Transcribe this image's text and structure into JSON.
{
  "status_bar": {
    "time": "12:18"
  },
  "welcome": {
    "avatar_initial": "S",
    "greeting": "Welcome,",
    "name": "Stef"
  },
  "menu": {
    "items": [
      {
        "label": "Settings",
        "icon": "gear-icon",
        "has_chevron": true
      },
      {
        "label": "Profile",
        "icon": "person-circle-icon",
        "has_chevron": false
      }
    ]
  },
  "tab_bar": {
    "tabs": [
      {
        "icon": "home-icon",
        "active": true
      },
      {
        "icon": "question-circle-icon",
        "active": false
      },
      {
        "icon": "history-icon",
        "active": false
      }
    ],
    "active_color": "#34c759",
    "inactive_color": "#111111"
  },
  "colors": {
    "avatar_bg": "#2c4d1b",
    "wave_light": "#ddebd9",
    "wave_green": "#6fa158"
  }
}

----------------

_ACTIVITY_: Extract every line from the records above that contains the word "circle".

_EXERCISE OUTPUT_:
        "icon": "person-circle-icon",
        "icon": "question-circle-icon",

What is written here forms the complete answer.